I side with the other answerers about challenging the premise of the question, but I'll nevertheless try to answer the question that was asked.
It may depend about the country, field, and advising style, but to me, whoever is the main driving force on a paper gets the final word about where and when the paper gets submitted -- even if they are my student. Of course your advisor's duty is to guide you, and probably to encourage you to submit to the most appropriate venue, but to me this is just advice, and they shouldn't be able to force you to follow it. In other words, to me it would be clear that the choice about where to publish your review work is yours. It may make sense for you to try to understand whether this is actually the case for you -- you don't approach a negotiation the same way depending on who gets to make the decision in the end.
If you are indeed the one who will be making the decision, and you wish to raise your concerns, I would do so while insisting that this is a personal belief. I wouldn't use the term "boycott" because it often gives the impression that the boycotter is also trying to influence others to join the boycott. It may help if you can share a bit with your advisor about why you feel the way you do -- do you know people from Palestine or neighboring countries, have you been politically involved with the issue, do you have family/friends whom you feel would disapprove if your name was associated to Israel? This may help your advisor understand how you feel even if they do not themselves feel the same way. In particular, if you don't care so strongly about the issue yourself but you worry about how it might look to other people, then this can also be a good manner to present things -- your advisor may not feel it's a cause of concern to them but it may make the underlying disagreement less political. In any case, make it very clear to your advisor that you're not trying to convince them. (The way you state things in your original question looks OK to me, for instance.)
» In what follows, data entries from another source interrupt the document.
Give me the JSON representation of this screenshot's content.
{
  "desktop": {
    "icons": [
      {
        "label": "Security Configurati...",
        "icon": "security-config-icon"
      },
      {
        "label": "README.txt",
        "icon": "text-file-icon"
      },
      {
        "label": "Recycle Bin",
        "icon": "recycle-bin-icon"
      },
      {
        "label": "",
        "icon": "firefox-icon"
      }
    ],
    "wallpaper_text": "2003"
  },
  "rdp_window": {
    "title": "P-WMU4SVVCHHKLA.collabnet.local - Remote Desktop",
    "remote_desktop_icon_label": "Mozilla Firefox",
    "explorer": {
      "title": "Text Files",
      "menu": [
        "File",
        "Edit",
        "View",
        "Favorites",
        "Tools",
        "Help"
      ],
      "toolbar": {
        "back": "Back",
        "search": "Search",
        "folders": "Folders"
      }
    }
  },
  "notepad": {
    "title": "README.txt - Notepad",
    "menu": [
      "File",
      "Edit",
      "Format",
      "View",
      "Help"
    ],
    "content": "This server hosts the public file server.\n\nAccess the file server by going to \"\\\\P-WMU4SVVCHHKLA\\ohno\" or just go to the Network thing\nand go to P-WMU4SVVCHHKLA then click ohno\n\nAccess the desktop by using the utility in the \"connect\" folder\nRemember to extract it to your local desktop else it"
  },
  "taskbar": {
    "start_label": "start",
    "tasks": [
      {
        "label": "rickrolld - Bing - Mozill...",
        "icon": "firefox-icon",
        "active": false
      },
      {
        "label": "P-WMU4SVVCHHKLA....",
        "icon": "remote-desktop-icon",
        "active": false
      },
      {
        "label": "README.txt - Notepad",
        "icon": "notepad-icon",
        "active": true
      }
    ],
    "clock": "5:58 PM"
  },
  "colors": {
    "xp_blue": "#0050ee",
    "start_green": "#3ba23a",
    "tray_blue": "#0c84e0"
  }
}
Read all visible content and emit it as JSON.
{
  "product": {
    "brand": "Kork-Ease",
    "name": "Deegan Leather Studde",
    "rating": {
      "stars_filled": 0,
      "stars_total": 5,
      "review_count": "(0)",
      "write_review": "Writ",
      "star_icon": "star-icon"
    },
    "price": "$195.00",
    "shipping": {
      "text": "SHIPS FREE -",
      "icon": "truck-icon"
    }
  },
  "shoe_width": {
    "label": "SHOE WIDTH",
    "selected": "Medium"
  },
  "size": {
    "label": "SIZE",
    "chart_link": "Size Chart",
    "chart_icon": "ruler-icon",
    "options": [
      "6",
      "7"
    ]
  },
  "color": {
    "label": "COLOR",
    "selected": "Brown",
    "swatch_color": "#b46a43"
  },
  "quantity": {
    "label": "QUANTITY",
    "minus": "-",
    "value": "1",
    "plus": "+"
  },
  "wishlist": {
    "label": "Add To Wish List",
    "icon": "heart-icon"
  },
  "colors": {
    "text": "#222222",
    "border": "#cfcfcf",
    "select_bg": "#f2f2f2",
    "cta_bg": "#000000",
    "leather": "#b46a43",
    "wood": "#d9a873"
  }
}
As an advisor, if my student points out that for ethical reasons they want to submit their work to venue A rather than venue B, I may argue against it if A is a worse fit, but I'd go with it. Of course, my personal relationship to the student might suffer a lot if I disagree strongly with the underlying motive (let's imagine a student who wouldn't want to submit to a journal depending on the editor's gender, or religion, nationality, sexual orientation...); but it's still the student's choice to decide what they do with their work, and it probably doesn't imply I can stop being their advisor professionally. Personal ties are crucial in academia however, so you have to decide for yourself whether it's worth taking the risk. For the specific case of not wanting to publish in an Israeli journal, I would not personally agree with it but I think I would not think especially badly about a student who asked me this -- but of course your advisor may think differently.